**Information given:**
----

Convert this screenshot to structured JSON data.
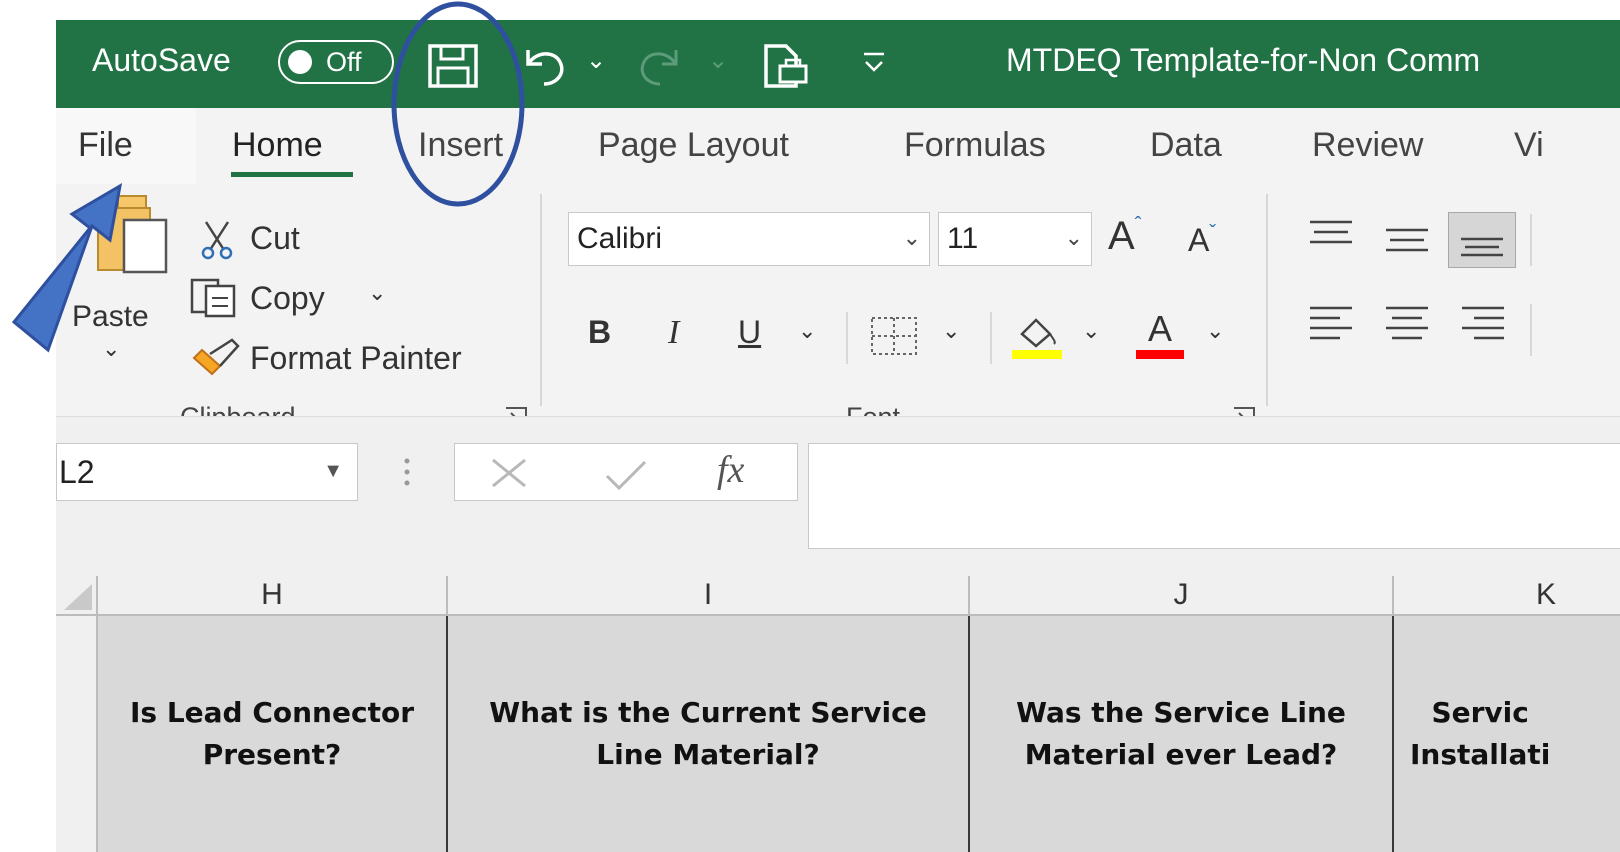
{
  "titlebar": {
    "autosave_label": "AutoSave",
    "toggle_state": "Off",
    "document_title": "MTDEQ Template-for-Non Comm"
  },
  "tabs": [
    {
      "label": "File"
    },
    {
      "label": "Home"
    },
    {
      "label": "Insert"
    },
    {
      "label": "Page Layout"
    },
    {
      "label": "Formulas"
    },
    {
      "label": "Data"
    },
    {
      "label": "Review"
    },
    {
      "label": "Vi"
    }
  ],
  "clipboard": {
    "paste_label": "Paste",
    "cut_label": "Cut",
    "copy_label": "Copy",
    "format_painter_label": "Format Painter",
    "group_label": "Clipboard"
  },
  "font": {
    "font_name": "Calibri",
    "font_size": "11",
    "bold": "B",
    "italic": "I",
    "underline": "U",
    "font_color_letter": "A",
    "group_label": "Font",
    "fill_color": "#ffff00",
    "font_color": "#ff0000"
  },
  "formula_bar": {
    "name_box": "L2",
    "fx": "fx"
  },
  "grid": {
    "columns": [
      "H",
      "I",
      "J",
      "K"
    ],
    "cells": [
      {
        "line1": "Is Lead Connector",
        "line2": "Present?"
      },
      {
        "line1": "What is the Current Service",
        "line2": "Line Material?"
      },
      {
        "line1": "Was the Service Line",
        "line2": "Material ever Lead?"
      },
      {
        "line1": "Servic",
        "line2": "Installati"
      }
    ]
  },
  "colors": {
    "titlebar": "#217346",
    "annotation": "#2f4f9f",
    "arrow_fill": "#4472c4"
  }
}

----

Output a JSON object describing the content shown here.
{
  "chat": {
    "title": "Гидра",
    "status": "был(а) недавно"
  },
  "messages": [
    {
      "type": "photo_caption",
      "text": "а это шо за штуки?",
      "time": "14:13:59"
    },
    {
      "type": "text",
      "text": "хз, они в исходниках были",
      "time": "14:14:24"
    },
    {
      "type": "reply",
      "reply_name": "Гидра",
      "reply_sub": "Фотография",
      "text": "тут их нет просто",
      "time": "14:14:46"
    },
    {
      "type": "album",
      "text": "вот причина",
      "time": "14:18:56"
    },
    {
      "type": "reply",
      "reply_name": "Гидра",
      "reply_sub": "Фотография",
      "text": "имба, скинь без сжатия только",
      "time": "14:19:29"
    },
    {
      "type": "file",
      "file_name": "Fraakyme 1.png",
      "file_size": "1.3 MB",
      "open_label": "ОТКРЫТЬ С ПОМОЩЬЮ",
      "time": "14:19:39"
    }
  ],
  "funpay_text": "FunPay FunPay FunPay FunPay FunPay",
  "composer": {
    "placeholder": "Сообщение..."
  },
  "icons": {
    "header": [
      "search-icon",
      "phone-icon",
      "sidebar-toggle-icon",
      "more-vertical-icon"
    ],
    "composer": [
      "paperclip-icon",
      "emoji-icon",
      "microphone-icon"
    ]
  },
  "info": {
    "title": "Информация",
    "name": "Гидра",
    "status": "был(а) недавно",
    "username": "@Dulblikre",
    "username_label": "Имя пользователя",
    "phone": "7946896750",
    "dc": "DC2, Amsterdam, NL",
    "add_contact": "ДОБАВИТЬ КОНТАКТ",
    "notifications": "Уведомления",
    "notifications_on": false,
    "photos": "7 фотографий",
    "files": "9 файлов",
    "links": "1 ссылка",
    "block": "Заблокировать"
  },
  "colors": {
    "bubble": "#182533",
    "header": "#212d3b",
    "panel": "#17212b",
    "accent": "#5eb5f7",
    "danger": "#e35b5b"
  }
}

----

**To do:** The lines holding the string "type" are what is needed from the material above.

**Result:**
      "type": "photo_caption",
      "type": "text",
      "type": "reply",
      "type": "album",
      "type": "reply",
      "type": "file",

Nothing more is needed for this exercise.